# Extracted information
##############################
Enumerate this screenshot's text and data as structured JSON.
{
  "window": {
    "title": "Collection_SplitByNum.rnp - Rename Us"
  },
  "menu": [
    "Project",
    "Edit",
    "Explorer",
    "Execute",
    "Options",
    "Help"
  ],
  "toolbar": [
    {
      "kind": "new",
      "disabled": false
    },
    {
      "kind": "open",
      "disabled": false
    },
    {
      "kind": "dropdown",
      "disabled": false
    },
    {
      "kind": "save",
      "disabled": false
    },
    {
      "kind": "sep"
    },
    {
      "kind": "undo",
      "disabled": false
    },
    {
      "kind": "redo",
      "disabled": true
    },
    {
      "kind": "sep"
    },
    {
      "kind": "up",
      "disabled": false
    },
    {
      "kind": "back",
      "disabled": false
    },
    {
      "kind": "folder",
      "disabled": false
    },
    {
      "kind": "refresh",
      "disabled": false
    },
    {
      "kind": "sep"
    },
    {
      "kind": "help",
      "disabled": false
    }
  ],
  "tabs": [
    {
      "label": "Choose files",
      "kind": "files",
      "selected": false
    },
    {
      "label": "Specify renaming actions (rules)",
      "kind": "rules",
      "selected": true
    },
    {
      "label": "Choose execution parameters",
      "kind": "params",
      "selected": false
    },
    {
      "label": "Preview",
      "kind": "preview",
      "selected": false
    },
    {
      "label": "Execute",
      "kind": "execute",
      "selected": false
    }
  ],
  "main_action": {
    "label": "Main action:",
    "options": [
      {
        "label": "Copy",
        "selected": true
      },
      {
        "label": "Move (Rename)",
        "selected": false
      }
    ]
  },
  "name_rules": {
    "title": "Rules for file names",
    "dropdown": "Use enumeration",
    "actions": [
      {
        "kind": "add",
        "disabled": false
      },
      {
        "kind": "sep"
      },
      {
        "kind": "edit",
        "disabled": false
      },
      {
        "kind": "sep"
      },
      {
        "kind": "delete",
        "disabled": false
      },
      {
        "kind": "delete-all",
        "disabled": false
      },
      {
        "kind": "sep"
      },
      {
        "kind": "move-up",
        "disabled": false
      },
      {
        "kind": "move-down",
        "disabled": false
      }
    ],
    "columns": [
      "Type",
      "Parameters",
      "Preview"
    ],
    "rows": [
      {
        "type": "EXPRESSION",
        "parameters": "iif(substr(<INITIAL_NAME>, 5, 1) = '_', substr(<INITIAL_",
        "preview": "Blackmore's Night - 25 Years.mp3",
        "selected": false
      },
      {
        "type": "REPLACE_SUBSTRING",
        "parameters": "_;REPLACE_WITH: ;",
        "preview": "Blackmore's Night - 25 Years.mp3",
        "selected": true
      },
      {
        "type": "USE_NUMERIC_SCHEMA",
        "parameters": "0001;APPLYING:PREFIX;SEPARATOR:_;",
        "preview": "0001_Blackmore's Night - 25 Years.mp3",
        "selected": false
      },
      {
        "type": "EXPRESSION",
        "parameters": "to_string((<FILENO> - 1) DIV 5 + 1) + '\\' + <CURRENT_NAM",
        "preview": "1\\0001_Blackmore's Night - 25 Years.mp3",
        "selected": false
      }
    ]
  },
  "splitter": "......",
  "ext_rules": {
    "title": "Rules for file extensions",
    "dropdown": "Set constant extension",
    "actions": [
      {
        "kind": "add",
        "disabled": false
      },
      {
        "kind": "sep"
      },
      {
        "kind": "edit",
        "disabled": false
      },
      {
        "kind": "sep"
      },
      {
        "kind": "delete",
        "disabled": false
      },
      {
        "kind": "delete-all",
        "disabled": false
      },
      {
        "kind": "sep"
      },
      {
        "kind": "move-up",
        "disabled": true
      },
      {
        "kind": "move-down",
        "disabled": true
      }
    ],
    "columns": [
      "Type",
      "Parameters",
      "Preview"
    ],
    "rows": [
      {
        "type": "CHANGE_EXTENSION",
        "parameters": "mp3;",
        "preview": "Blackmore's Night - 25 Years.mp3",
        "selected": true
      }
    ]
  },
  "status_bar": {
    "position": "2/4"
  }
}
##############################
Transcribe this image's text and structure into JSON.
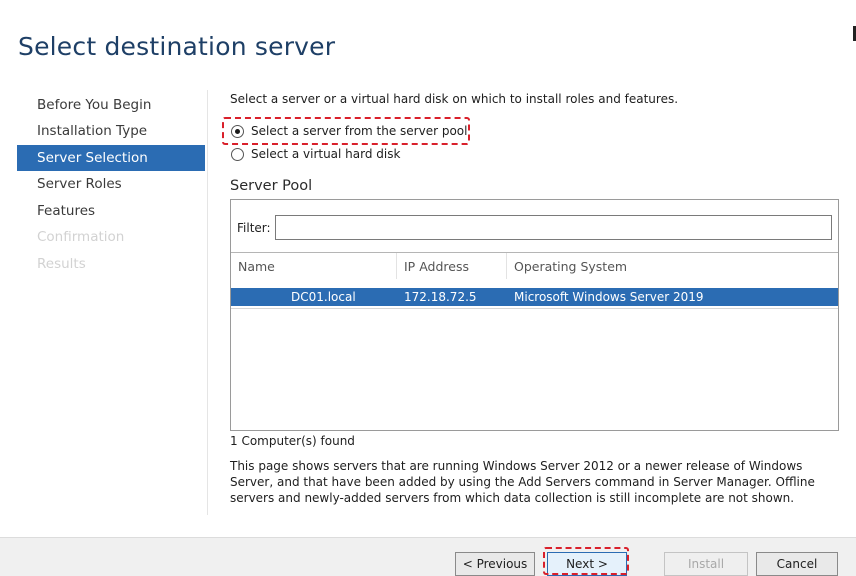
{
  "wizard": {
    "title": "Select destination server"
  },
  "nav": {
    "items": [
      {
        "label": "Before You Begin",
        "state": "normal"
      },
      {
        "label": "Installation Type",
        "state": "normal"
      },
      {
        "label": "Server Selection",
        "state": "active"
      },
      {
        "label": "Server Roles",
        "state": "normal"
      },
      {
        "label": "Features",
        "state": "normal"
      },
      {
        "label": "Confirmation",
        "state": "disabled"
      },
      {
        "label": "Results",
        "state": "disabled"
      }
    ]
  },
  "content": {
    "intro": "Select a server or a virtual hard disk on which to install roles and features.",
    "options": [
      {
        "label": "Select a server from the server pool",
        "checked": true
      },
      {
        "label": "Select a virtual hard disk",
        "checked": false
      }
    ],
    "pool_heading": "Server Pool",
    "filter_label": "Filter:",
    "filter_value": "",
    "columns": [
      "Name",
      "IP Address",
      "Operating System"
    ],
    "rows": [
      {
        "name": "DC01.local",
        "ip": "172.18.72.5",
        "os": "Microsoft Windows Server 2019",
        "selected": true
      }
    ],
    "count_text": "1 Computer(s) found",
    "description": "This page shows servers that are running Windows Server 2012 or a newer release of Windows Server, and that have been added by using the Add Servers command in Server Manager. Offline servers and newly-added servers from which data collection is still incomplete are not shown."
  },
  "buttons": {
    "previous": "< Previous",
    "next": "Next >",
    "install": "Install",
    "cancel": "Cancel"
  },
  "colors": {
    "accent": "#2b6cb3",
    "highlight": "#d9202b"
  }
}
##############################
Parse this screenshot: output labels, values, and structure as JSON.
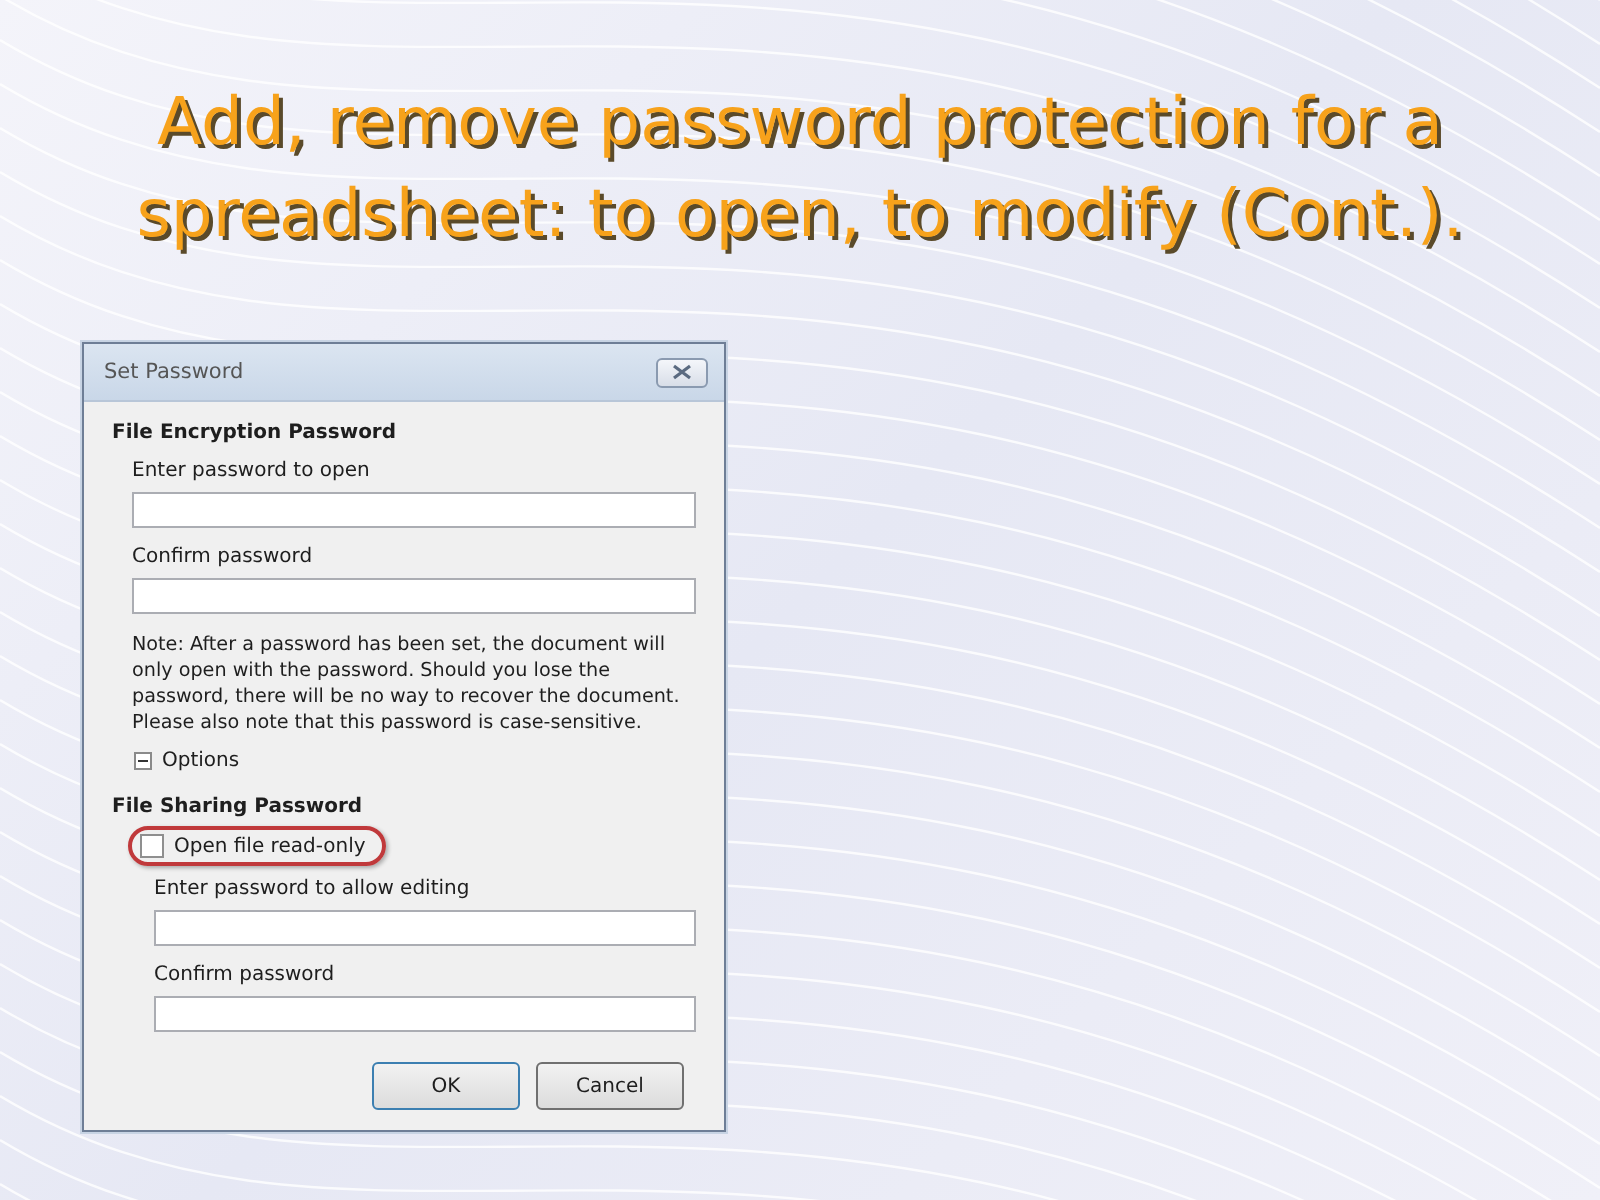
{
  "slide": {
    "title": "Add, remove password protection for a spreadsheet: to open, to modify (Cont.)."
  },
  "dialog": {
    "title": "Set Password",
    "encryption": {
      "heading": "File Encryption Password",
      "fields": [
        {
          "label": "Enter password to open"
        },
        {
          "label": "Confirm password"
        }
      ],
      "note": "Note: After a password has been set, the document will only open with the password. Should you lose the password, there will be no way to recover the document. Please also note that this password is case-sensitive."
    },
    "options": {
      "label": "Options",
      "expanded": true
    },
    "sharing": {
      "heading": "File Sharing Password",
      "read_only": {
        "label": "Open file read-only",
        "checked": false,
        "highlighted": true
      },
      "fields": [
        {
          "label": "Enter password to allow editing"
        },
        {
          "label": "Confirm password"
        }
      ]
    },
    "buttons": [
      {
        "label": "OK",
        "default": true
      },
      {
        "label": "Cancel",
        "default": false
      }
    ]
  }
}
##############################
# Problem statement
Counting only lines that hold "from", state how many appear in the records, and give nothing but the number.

# Response for this exercise
2